    (Original post by Anonymous)
    Hi there. Lately I seem to be developing some kind of obsessive compulsive behaviour, which seems to be getting worse and worse each day.
    It all started when I got my first car, and I'd often get out, lock the door, walk away for a bit, then walk back to double check I actually locked it.
    A year later, this has developed into double checking my handbrake is on, lights are off, car is in gear, windows are up, and multiple checks that the doors are locked.
    It has also expanded to other areas too, like at school, I'll log off my computer and walk away, then come back to make sure I've actually logged off correctly. At home, I'll be extremely paranoid about not setting the house alarm, or not properly locking the front door - even when I double checked it all at the time. This also happens with closing the fridge or microwave door, and now switching off things in my room before I leave.

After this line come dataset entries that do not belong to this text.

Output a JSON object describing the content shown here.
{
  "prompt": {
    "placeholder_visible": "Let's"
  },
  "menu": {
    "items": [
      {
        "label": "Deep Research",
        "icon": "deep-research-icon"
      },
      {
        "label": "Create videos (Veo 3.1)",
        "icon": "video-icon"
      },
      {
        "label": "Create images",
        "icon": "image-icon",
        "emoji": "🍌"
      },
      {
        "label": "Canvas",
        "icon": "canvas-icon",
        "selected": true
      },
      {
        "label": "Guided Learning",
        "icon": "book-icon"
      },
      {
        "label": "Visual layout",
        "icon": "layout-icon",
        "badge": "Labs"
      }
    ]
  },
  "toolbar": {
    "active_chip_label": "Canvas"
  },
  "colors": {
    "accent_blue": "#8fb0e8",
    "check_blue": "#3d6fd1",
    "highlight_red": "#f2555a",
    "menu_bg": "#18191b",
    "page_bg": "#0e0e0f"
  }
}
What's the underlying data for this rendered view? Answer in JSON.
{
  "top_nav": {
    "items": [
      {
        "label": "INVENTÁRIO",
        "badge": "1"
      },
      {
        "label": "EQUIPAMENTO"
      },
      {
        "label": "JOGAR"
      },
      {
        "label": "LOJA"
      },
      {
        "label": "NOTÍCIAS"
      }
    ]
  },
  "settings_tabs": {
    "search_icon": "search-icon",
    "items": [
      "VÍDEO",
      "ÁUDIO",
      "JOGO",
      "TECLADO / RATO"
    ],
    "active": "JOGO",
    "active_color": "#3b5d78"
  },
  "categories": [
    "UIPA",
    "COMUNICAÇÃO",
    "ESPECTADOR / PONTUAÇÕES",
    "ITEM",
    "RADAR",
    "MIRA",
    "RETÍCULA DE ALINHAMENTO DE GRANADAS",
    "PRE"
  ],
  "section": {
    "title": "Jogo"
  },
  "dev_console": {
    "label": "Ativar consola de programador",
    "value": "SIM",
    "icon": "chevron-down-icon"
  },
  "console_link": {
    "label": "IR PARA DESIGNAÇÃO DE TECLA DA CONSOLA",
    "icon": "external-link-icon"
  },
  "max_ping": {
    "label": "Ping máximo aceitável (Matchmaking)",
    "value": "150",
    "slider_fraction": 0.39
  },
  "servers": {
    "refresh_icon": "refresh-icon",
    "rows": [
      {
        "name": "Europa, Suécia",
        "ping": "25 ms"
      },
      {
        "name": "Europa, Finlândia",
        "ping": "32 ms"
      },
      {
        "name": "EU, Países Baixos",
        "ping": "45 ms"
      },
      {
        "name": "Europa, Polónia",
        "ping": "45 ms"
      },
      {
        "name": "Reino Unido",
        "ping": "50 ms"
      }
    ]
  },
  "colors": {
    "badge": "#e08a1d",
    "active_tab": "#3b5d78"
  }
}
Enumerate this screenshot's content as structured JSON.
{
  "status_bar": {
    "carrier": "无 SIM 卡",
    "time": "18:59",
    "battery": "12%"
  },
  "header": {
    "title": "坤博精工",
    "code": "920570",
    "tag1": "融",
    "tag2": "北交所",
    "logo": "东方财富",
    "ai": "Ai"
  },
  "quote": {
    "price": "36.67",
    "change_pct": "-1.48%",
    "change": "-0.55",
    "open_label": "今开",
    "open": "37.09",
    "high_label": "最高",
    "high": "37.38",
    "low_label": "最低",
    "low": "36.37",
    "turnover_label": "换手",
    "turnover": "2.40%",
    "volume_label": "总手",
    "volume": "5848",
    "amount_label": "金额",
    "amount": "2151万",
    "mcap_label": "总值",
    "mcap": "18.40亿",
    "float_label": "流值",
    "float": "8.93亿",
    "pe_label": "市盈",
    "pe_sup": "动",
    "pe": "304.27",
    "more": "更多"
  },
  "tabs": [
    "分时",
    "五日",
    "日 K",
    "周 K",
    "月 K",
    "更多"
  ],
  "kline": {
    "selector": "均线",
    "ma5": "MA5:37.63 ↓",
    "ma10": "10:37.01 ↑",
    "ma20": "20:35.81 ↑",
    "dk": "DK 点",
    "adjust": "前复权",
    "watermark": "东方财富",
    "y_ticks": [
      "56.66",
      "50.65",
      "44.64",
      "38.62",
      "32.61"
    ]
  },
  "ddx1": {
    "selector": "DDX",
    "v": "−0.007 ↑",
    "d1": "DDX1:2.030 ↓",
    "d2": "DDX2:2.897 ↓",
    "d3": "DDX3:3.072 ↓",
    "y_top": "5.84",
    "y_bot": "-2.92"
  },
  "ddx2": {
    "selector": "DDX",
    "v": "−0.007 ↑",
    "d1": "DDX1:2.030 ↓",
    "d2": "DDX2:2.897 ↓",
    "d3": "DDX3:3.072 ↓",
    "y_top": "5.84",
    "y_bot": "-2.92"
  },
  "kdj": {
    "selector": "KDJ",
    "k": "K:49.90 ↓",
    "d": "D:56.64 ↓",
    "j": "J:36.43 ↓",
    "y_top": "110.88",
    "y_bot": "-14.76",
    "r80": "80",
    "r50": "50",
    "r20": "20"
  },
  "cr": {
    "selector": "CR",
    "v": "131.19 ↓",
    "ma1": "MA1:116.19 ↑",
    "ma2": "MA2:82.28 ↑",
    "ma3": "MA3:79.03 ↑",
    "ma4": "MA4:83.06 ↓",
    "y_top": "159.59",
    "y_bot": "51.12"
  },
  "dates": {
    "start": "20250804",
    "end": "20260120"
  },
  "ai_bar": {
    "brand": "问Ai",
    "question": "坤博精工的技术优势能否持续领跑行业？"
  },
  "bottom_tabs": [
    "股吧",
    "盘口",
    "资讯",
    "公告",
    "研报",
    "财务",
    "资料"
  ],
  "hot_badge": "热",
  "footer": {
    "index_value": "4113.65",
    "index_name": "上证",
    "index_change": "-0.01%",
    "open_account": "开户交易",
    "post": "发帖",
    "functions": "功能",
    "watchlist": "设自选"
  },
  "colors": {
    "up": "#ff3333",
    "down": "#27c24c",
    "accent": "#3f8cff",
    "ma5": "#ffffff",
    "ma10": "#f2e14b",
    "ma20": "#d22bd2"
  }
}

    Why is this happening? It surely cant be normal at all ....

    I've now checked 3-4 times that I ticked anonymous, and i'm going to check one more time before I click submit =(.
    Don't worry about it. Even if it is OCD, it can sometime be a situation that you can grow out of.

    As already said, it just seems like you are obsessive about the things that really matter to you. The only real advice if perhaps find some forums online where you can discuss the problem with people who are in a similar situation as you.

    But its really nothing to worry about, just try and make a few conscious efforts to change your ways as best you can. And learn to let things go as well, whatever happens happens!

    Dont worry about it, and try and realise that all the things you are worrying about are material goods, and that if something bad is going to happen with your property then it will happen.

    Good luck.. and try and chill out, put things into perspective
 
 
 
Reply
Submit reply
Turn on thread page Beta
TSR Support Team

We have a brilliant team of more than 60 Support Team members looking after discussions on The Student Room, helping to make it a fun, safe and useful place to hang out.

Updated: October 20, 2006
Poll
Black Friday: Yay or Nay?

The Student Room, Get Revising and Marked by Teachers are trading names of The Student Room Group Ltd.

Register Number: 04666380 (England and Wales), VAT No. 806 8067 22 Registered Office: International House, Queens Road, Brighton, BN1 3XE

Write a reply...
Reply
Hide
Reputation gems: You get these gems as you gain rep from other members for making good contributions and giving helpful advice.